I didn’t think the opportunity to ride an elephant would come around until a trip to south east asia, but sure enough, at the Danish Circus (Cirkus Arena) there was my chance!
I had to share the elephant with some random family, but it was still very exciting! Also, just a wee tip: skinny jeans aren’t the best elephant riding atire…
For a brief minute I felt a bit sorry for the poor elephant family, not only in captivity but trained up and paraded around 107 cities per year. Then I remembered I was in Denmark, so they probably have an elephant Union and an elephant minimum wage that’s higher than the average wage in most countries, despite the fact they are elephants that can’t actually spend money… and who was I to pass up the opportunity to gallivant around on top of an elephant?
I didn’t really enjoy the parts with animals so much, particularly the horses. While they were trained up to do all kinds of things, I couldn’t help but think about how they might have been trained. Particularly when the horses were directed by a girl in the middle of the ring with a whip, and you could see fear in their faces at mere motions from it, let alone actually being hit.

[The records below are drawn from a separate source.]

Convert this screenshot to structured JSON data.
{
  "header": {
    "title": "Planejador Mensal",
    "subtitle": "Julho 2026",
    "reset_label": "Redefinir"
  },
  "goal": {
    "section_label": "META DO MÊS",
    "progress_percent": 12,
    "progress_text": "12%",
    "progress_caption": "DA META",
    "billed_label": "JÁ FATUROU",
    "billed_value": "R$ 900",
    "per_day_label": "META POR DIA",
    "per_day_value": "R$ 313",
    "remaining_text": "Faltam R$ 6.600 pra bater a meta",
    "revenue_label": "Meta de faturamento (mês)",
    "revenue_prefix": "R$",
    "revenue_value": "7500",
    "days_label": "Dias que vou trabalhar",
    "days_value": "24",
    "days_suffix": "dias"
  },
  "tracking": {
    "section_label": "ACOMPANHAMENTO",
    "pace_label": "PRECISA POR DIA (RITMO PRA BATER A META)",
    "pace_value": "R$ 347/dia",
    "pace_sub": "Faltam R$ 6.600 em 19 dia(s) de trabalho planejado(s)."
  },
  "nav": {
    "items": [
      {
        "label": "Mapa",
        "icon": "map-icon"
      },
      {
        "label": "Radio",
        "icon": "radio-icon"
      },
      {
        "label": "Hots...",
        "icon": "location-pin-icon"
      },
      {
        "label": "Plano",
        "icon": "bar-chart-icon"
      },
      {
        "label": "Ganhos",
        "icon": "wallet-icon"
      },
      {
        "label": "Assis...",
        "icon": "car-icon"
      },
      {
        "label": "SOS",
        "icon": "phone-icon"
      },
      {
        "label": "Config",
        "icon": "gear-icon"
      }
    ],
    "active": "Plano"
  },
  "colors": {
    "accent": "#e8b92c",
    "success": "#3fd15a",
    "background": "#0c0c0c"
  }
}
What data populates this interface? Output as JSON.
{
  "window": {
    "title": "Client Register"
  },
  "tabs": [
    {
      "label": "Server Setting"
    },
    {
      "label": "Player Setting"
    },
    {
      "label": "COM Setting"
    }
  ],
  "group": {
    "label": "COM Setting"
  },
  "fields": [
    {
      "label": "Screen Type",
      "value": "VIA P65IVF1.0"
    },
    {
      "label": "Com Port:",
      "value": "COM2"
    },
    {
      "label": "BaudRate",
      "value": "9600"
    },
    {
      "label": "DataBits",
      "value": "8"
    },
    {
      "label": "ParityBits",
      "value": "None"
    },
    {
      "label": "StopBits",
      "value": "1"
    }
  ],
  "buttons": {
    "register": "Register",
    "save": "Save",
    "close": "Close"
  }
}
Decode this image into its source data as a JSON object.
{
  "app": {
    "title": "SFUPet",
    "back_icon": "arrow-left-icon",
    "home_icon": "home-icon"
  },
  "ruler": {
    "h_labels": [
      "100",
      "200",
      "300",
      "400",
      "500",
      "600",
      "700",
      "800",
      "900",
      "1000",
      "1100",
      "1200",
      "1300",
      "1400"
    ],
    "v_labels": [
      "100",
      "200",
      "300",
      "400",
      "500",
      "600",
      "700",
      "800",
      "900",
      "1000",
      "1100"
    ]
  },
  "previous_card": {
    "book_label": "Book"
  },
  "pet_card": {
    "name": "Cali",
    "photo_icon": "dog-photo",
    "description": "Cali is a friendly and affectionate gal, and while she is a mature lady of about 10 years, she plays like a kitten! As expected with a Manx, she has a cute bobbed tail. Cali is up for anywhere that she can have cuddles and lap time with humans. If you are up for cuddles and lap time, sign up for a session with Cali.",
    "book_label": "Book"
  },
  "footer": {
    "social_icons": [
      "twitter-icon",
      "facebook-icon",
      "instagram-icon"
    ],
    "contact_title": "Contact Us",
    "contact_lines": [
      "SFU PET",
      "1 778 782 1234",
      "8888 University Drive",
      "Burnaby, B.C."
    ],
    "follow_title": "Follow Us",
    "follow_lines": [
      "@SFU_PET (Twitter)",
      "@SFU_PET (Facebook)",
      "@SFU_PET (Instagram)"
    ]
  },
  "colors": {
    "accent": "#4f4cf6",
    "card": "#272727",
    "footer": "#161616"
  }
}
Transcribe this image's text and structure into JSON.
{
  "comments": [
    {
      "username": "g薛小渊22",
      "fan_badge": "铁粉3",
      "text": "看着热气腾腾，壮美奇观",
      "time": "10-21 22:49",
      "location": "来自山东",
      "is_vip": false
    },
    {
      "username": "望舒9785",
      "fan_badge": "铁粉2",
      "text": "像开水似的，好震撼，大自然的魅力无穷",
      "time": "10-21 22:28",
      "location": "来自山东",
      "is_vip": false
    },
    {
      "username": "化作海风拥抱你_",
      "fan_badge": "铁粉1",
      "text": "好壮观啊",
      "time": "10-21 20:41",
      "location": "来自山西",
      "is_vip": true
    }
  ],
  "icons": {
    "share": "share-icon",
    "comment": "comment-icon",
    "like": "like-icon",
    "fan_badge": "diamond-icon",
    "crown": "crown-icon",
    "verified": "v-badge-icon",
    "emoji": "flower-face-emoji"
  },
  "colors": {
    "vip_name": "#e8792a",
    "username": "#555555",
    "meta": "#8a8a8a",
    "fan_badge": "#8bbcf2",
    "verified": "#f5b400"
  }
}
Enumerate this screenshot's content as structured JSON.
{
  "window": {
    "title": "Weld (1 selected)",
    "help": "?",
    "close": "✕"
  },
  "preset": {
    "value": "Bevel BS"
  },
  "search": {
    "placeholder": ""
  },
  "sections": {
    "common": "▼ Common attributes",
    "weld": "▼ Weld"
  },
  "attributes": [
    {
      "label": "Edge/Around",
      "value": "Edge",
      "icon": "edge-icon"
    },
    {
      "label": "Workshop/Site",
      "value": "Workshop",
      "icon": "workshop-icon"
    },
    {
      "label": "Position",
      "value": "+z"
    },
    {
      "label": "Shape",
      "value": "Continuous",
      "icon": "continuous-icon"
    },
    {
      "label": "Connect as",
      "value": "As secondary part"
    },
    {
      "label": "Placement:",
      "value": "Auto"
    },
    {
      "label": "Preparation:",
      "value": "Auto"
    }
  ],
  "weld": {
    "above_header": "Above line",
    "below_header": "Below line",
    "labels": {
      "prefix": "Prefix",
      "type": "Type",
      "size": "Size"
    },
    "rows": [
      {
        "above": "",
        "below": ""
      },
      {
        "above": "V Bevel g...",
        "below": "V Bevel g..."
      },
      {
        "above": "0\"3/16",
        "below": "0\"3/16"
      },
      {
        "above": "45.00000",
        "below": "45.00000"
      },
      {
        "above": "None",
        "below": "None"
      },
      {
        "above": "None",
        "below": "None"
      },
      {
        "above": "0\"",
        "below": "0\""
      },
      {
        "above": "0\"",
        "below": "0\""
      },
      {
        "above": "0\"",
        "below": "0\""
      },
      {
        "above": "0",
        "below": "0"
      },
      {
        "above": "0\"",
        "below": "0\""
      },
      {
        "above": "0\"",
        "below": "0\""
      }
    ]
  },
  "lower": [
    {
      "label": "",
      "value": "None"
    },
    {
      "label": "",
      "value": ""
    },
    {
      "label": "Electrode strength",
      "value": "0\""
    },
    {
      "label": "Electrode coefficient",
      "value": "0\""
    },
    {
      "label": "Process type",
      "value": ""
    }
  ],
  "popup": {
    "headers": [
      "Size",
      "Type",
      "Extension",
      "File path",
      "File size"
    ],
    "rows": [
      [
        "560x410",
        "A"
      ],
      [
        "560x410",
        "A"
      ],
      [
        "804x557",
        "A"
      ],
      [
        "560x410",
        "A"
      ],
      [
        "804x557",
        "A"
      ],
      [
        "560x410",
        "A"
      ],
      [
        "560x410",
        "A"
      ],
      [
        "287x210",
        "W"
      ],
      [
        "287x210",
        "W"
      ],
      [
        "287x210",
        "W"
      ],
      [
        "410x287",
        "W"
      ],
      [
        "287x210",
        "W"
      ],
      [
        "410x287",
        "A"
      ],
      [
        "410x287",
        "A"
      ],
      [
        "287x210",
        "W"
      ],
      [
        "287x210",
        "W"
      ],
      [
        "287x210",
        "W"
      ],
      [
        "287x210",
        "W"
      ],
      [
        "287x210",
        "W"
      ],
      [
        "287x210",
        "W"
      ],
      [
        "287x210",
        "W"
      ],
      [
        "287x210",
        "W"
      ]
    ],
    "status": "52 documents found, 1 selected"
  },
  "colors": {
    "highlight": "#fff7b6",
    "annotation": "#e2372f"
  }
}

The rest of the circus was pretty good, although the best acts were acrobats imported from China and Romania, and a surprising amount of acrobatic children. Again I’m not really sure what the child labour laws are around travelling circuses, but the things these kids could do were amazing! There was this whole family that did all kinds of acrobatic tricks on the elephants. The boy did all the best tricks, like having one elephant stamp on one end of a seesaw-like contraption and send him flying, where he did a backflip and landed on the girl’s shoulders. The kid reminded me of my little brother, if he’d grown up in the Circus. Which isn’t too far from reality in my family!
Apparently that family, and the troupe of Romanians, have won special carny awards. The Romanian’s did all sorts of launching each other onto people’s shoulders with the same seesaw. They were awfully nimble (and apparently pants were optional), apart from this one guy. I was watching this great big Romanian hulk bumbling around, thinking ‘buddy, no-one’s catching you’, until finally the stage-hands bought out a giant pole and his role was revealed – bottom of the giant stack of humans.
I really enjoyed how every last detail was in traditional circus style (as told by the movies). From the stage hands, who rather than being dressed in black were in Victorian Military inspired jackets, except in bright carny colours, to the trucks, which looked like Dumbo-esque train carriages. The style was very much like the trailer for the film ‘Water For Elephants,’ though I haven’t actually seen the movie owing to the fact it has that Godawful twilight boy in it. But I assume the rest of the film is like the trailer!